At its last meeting in June, the City Commission:
Listened to a presentation by Raimundo Rodulfo, head of the city’s Innovation and Technology Department, on three prestigious “smart city” awards received over the previous six months: The 2023 Smart 50 Award (one of three overall global award winners from 50 awarded projects); the 2023 Smart 21 Communities of the Year (one of 21 communities worldwide); and the 2022 IEEE Smart Cities Jury Award (for its technologies and innovation, by the Institute of Electrical and Electronics Engineers).
Discussed ways to limit the removal and proliferation of shopping carts, in particular around Whole Foods (on Red Road) and Target (on Ponce). Whole Foods reportedly lost 67 out of 100 new shopping carts purchased last year. Both are advised to implement the wheel-locking technology used by Publix. (Sponsored by Mayor Vince Lago)
Voted 5-0 to amend the city ordinance prohibiting abandoned or junk motor vehicles on public or private properties. Cars can be parked on the right of way approach to a driveway (but not on swales) so long as they have a form-fitted cover. (Sponsored by Mayor Lago and Commissioner Fernandez)
Voted 5-0 to consider hiring urban design firm Dover Cole to create a plan to create public parks in and around Coral Gables High School. The public school has been undergoing a $46 million renovation and expansion, but no funds were set aside for landscaping. (Sponsored by Commissioner Menendez)
Voted 5-0 to eliminate the use of gas leaf blowers in the city, beginning with a six-month warning period that starts Oct. 1, 2024. After April 1, 2025, homeowners can be fined. The Commission must still decide on the amount of the fine, which could begin at $250, or could begin at $50, the fee to climb another $50 for each violation (i.e. $50, $100, $150). This item will return in September for a final vote. (Sponsored by Commissioner Fernandez, Vice Mayor Anderson and Commissioner Castro)
Discussed potential amendments to the Mediterranean Bonus, which allows buildings extra height if they are deemed within the Mediterranean Revival style of Coral Gables architecture. The potential amendments would clarify what architectural elements would make buildings “Mediterranean,” in response to criticisms that the bonus has been abused by developers. (Sponsored by Vice Mayor Anderson)
Voted 5-0 to approve a “special certificate of appropriateness” for the county to install a roundabout at the intersection of Coral Way, Anderson Road, and South Greenway Drive, at the Southwest corner of Granada Golf Course. The intersection has been the site of numerous car crashes — 34 crashes in the three years of 2015 to 2017, according to one study — and has no pedestrian crossings. “Trying to cross there is like playing dodgeball,” commented Vice Mayor Anderson. Citizens concerned with preserving historic monuments at the intersection were assured that these would be protected.

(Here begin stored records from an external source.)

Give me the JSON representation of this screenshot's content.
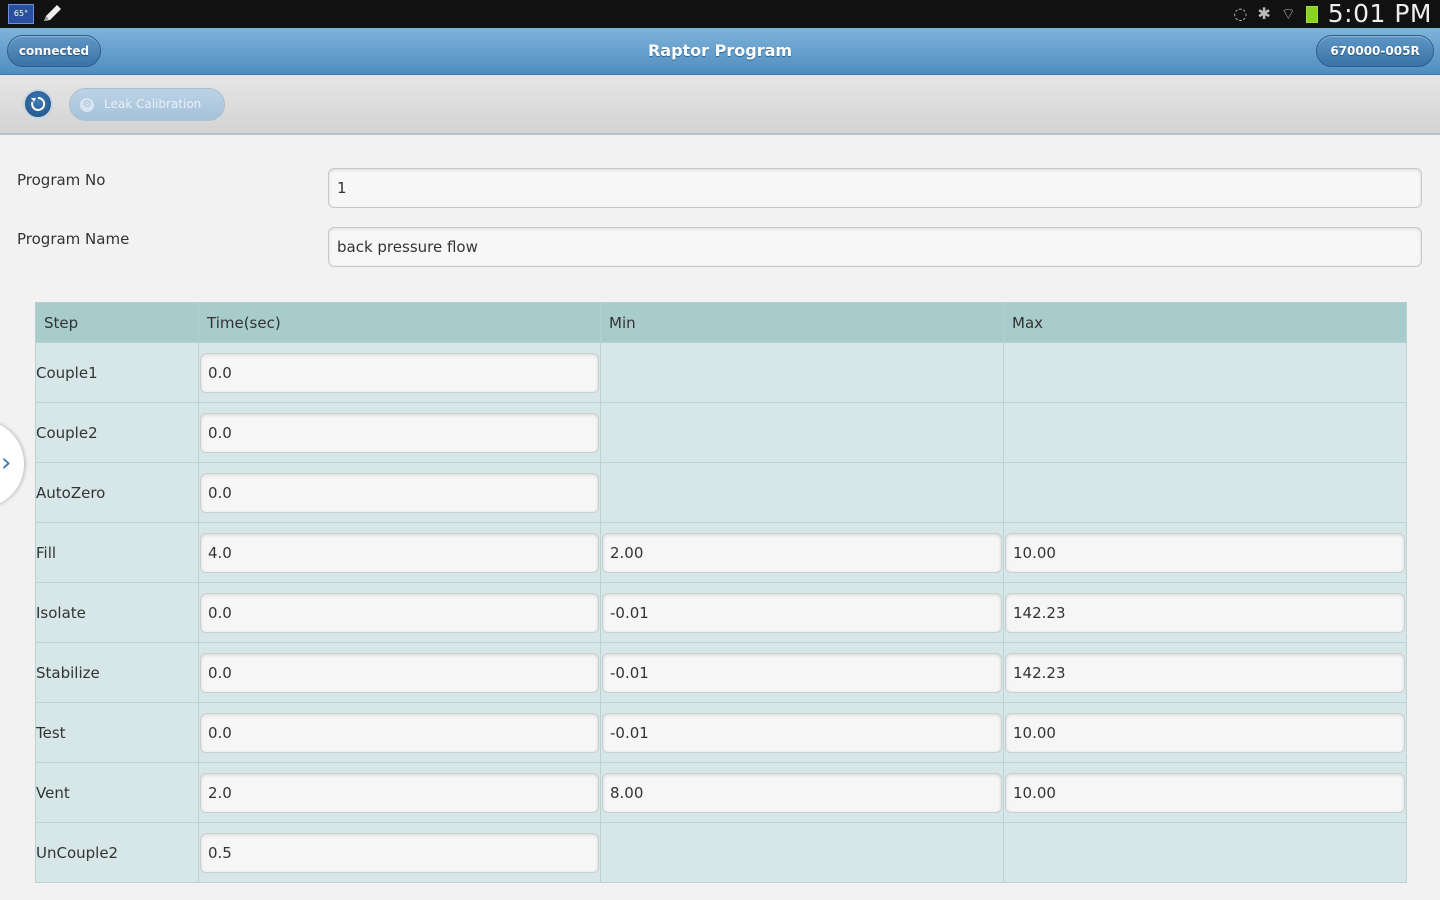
{
  "statusbar": {
    "time": "5:01 PM",
    "left_icon_text": "65°",
    "icons": [
      "notification-icon",
      "pencil-icon",
      "eye-icon",
      "bluetooth-icon",
      "wifi-icon",
      "battery-icon"
    ]
  },
  "header": {
    "left_button": "connected",
    "title": "Raptor Program",
    "right_button": "670000-005R"
  },
  "toolbar": {
    "calibration_label": "Leak Calibration"
  },
  "form": {
    "program_no_label": "Program No",
    "program_no_value": "1",
    "program_name_label": "Program Name",
    "program_name_value": "back pressure flow"
  },
  "table": {
    "headers": [
      "Step",
      "Time(sec)",
      "Min",
      "Max"
    ],
    "rows": [
      {
        "step": "Couple1",
        "time": "0.0",
        "min": null,
        "max": null
      },
      {
        "step": "Couple2",
        "time": "0.0",
        "min": null,
        "max": null
      },
      {
        "step": "AutoZero",
        "time": "0.0",
        "min": null,
        "max": null
      },
      {
        "step": "Fill",
        "time": "4.0",
        "min": "2.00",
        "max": "10.00"
      },
      {
        "step": "Isolate",
        "time": "0.0",
        "min": "-0.01",
        "max": "142.23"
      },
      {
        "step": "Stabilize",
        "time": "0.0",
        "min": "-0.01",
        "max": "142.23"
      },
      {
        "step": "Test",
        "time": "0.0",
        "min": "-0.01",
        "max": "10.00"
      },
      {
        "step": "Vent",
        "time": "2.0",
        "min": "8.00",
        "max": "10.00"
      },
      {
        "step": "UnCouple2",
        "time": "0.5",
        "min": null,
        "max": null
      }
    ]
  },
  "colors": {
    "header_blue": "#5f9acb",
    "table_header": "#a8cbcc",
    "table_body": "#d7e7e7",
    "accent_blue": "#3d7ab3"
  }
}
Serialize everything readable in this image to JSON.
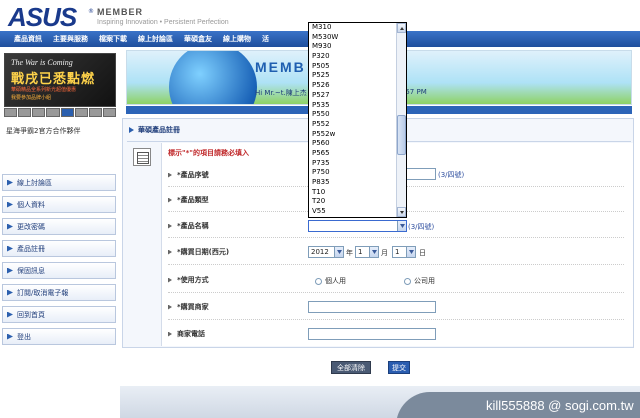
{
  "header": {
    "logo": "ASUS",
    "logo_mark": "®",
    "brand_sub": "MEMBER",
    "tagline": "Inspiring Innovation • Persistent Perfection"
  },
  "nav": {
    "items": [
      "產品資訊",
      "主要與服務",
      "檔案下載",
      "線上討論區",
      "華碩盒友",
      "線上購物",
      "活"
    ]
  },
  "promo": {
    "line1": "The War is Coming",
    "line2": "戰戌已悉點燃",
    "line3": "華碩精品全系列新光超值優惠",
    "line4": "我要參加品牌小組",
    "caption": "星海爭霸2官方合作夥伴"
  },
  "sidebar": {
    "items": [
      "線上討論區",
      "個人資料",
      "更改密碼",
      "產品註冊",
      "保固訊息",
      "訂閱/取消電子報",
      "回到首頁",
      "登出"
    ]
  },
  "hero": {
    "title": "MEMB",
    "greeting": "Hi Mr.~t.陳上杰",
    "time": ":57 PM"
  },
  "panel": {
    "title": "華碩產品註冊",
    "required_note": "標示\"*\"的項目請務必填入"
  },
  "form": {
    "serial_label": "*產品序號",
    "serial_hint": "(3/四號)",
    "type_label": "*產品類型",
    "model_label": "*產品名稱",
    "model_hint": "(3/四號)",
    "date_label": "*購買日期(西元)",
    "date_year": "2012",
    "date_year_unit": "年",
    "date_month": "1",
    "date_month_unit": "月",
    "date_day": "1",
    "date_day_unit": "日",
    "usage_label": "*使用方式",
    "usage_personal": "個人用",
    "usage_company": "公司用",
    "store_label": "*購買商家",
    "phone_label": "商家電話"
  },
  "buttons": {
    "clear": "全部清除",
    "submit": "提交"
  },
  "dropdown": {
    "options": [
      "M310",
      "M530W",
      "M930",
      "P320",
      "P505",
      "P525",
      "P526",
      "P527",
      "P535",
      "P550",
      "P552",
      "P552w",
      "P560",
      "P565",
      "P735",
      "P750",
      "P835",
      "T10",
      "T20",
      "V55"
    ]
  },
  "footer": {
    "watermark": "kill555888 @ sogi.com.tw"
  }
}
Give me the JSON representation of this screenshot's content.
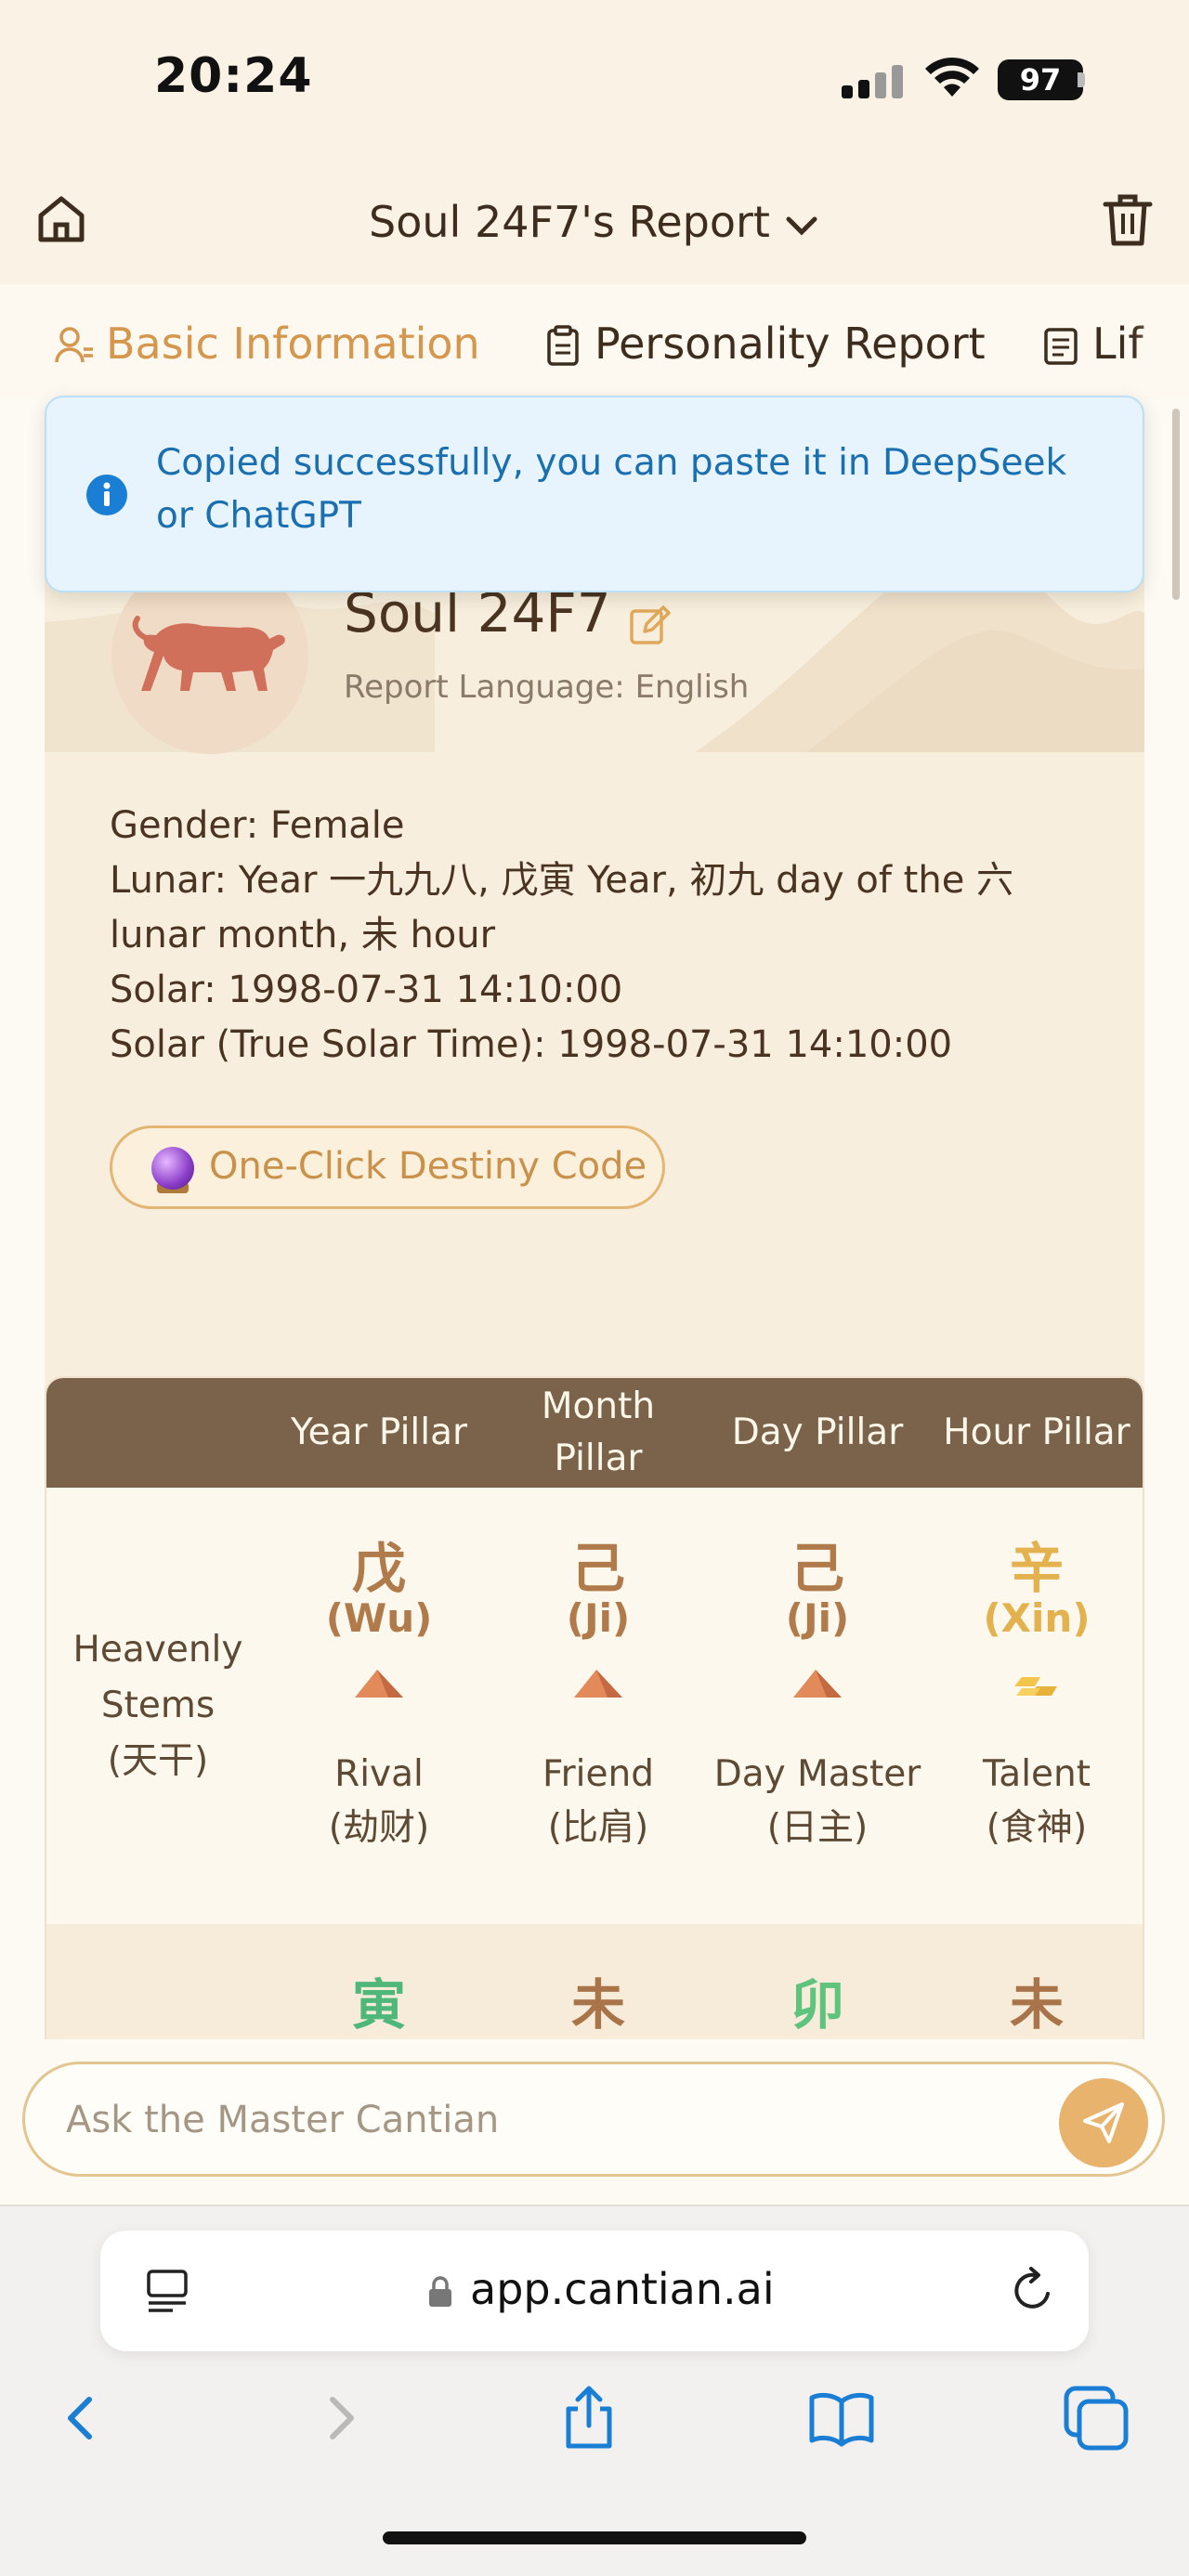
{
  "status_bar": {
    "time": "20:24",
    "battery": "97"
  },
  "header": {
    "title": "Soul 24F7's Report"
  },
  "tabs": [
    {
      "label": "Basic Information",
      "active": true
    },
    {
      "label": "Personality Report",
      "active": false
    },
    {
      "label": "Lif",
      "active": false
    }
  ],
  "toast": {
    "message": "Copied successfully, you can paste it in DeepSeek or ChatGPT"
  },
  "profile": {
    "name": "Soul 24F7",
    "report_language": "Report Language: English",
    "zodiac_icon": "tiger-icon",
    "gender": "Gender: Female",
    "lunar_line1": "Lunar: Year 一九九八, 戊寅 Year, 初九 day of the 六",
    "lunar_line2": "lunar month, 未 hour",
    "solar": "Solar: 1998-07-31 14:10:00",
    "solar_true": "Solar (True Solar Time): 1998-07-31 14:10:00",
    "destiny_button": "One-Click Destiny Code"
  },
  "pillars": {
    "headers": [
      "Year Pillar",
      "Month\nPillar",
      "Day Pillar",
      "Hour Pillar"
    ],
    "stems_label": "Heavenly\nStems\n(天干)",
    "stems": [
      {
        "char": "戊",
        "pinyin": "(Wu)",
        "role": "Rival\n(劫财)",
        "color": "#b07a4a",
        "element": "earth-icon"
      },
      {
        "char": "己",
        "pinyin": "(Ji)",
        "role": "Friend\n(比肩)",
        "color": "#b07a4a",
        "element": "earth-icon"
      },
      {
        "char": "己",
        "pinyin": "(Ji)",
        "role": "Day Master\n(日主)",
        "color": "#b07a4a",
        "element": "earth-icon"
      },
      {
        "char": "辛",
        "pinyin": "(Xin)",
        "role": "Talent\n(食神)",
        "color": "#e3b24e",
        "element": "gold-icon"
      }
    ],
    "branches": [
      {
        "char": "寅",
        "color": "#4fb77a"
      },
      {
        "char": "未",
        "color": "#a9744a"
      },
      {
        "char": "卯",
        "color": "#5fc37e"
      },
      {
        "char": "未",
        "color": "#a9744a"
      }
    ]
  },
  "ask": {
    "placeholder": "Ask the Master Cantian"
  },
  "browser": {
    "url": "app.cantian.ai"
  },
  "colors": {
    "accent": "#d4974d",
    "header_brown": "#7a634a",
    "toast_text": "#1a6fb0"
  }
}
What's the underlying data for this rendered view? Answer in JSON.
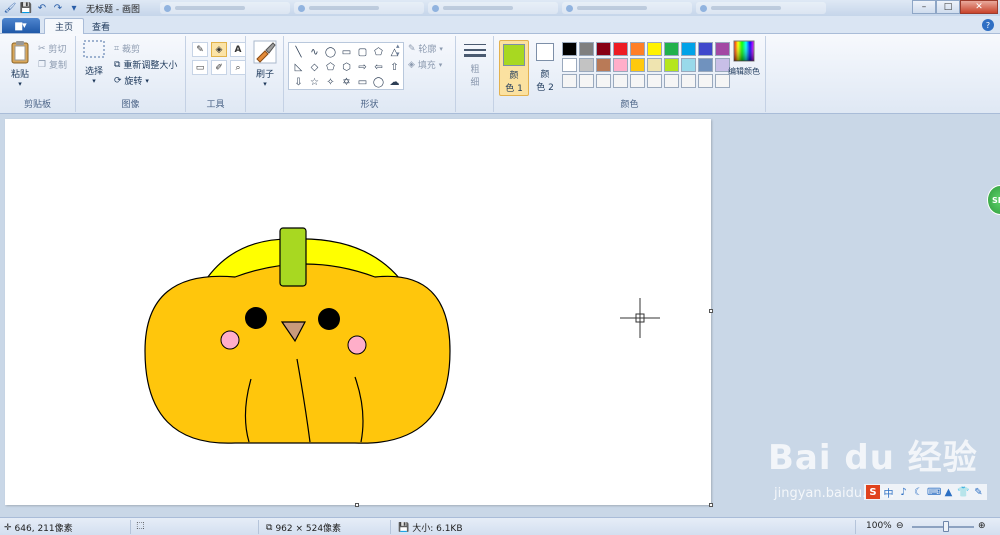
{
  "window": {
    "title": "无标题 - 画图",
    "controls": [
      "–",
      "□",
      "✕"
    ]
  },
  "quick_access": [
    "save-icon",
    "undo-icon",
    "redo-icon",
    "customize-icon"
  ],
  "tabs": {
    "menu": "▆▾",
    "home": "主页",
    "view": "查看"
  },
  "ribbon": {
    "clipboard": {
      "paste": "粘贴",
      "cut": "剪切",
      "copy": "复制",
      "label": "剪贴板"
    },
    "image": {
      "select": "选择",
      "crop": "裁剪",
      "resize": "重新调整大小",
      "rotate": "旋转",
      "label": "图像"
    },
    "tools": {
      "items": [
        "✎",
        "◈",
        "A",
        "▭",
        "✐",
        "⌕"
      ],
      "label": "工具"
    },
    "brushes": {
      "label": "刷子"
    },
    "shapes": {
      "items": [
        "╲",
        "∿",
        "◯",
        "▭",
        "▢",
        "⬠",
        "△",
        "◺",
        "◇",
        "⬠",
        "⬡",
        "⇨",
        "⇦",
        "⇧",
        "⇩",
        "☆",
        "✧",
        "✡",
        "▭",
        "◯",
        "☁"
      ],
      "outline": "轮廓",
      "fill": "填充",
      "label": "形状"
    },
    "size": {
      "label1": "粗",
      "label2": "细"
    },
    "colors": {
      "color1_label_a": "颜",
      "color1_label_b": "色 1",
      "color2_label_a": "颜",
      "color2_label_b": "色 2",
      "color1": "#a8d821",
      "color2": "#ffffff",
      "edit": "编辑颜色",
      "label": "颜色",
      "palette": [
        "#000000",
        "#7f7f7f",
        "#880015",
        "#ed1c24",
        "#ff7f27",
        "#fff200",
        "#22b14c",
        "#00a2e8",
        "#3f48cc",
        "#a349a4",
        "#ffffff",
        "#c3c3c3",
        "#b97a57",
        "#ffaec9",
        "#ffc90e",
        "#efe4b0",
        "#b5e61d",
        "#99d9ea",
        "#7092be",
        "#c8bfe7",
        "#f5f5f5",
        "#f5f5f5",
        "#f5f5f5",
        "#f5f5f5",
        "#f5f5f5",
        "#f5f5f5",
        "#f5f5f5",
        "#f5f5f5",
        "#f5f5f5",
        "#f5f5f5"
      ]
    }
  },
  "drawing": {
    "pumpkin_body": "#ffc60c",
    "pumpkin_top": "#ffff00",
    "stem": "#a8d821",
    "cheeks": "#ffaec9",
    "nose": "#c99a7a"
  },
  "side_badge": "SB",
  "watermark": {
    "main": "Bai du 经验",
    "sub": "jingyan.baidu.com"
  },
  "ime": [
    "S",
    "中",
    "♪",
    "☾",
    "⌨",
    "▲",
    "👕",
    "✎"
  ],
  "status": {
    "cursor": "646, 211像素",
    "selection": "",
    "dimensions": "962 × 524像素",
    "filesize": "大小: 6.1KB",
    "zoom": "100%"
  }
}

Listened to a presentation by the City Attorney and City Clerk’s Office regarding a potential change of date for the city’s biennial election. Currently, the election is held on the second Tuesday in April of odd years and, with a run-off, costs $250,000 in total. “[It] has been the trend in recent years, locally and nationally, to move to concurrent elections with general elections,” said Assistant City Attorney Stephanie Throckmorton.
Several options were presented, but the most popular was moving the election to November of even years (concurrent with the nationwide election) with the run-off a month later. This option would save the city over $100,000, increase voter turnout threefold, and would allow for a two-week early voting period. (Sponsored by Commissioner Fernandez and Vice Mayor Anderson)
Discussed allowing the primary sponsor of specific Commission discussion items to determine whether public comment will be allowed on it. Mayor Lago dissented on the basis that there is already a public comment period allowed at the beginning of each Commission meeting and that discussion items are meant only for the Commission, with no actual action taken until they become resolutions or ordinances. The mayor cited similar processes in other cities within Miami-Dade County and the county itself, which offer much less time for public comment.
Mayor Lago decided to eliminate the Mayor’s Comments section of Commission meetings, which allows him to solicit resident input on his own discussion items and instead include those items in the regular Commission agenda to be fair to his colleagues. No vote was taken; the item is expected to appear again during the next Commission meeting. (Sponsored by Commissioners Castro and Fernandez)
Voted 5-0 to accept a $750,000 grant from the State of Florida for the restoration and reconstruction of the historic Gondola Building on the grounds of the Biltmore Hotel. The building collapsed in late 2021 and will now be relocated for better use. The new location has not been determined, although it will have to remain within the Biltmore’s golf course.
Voted 5-0 to publicly reaffirm the city’s support for the rights, freedoms, and equal treatment and inclusion of lesbian, gay, bisexual, transgender, and queer individuals within Coral Gables, and to encourage cities and states around the country to do the same.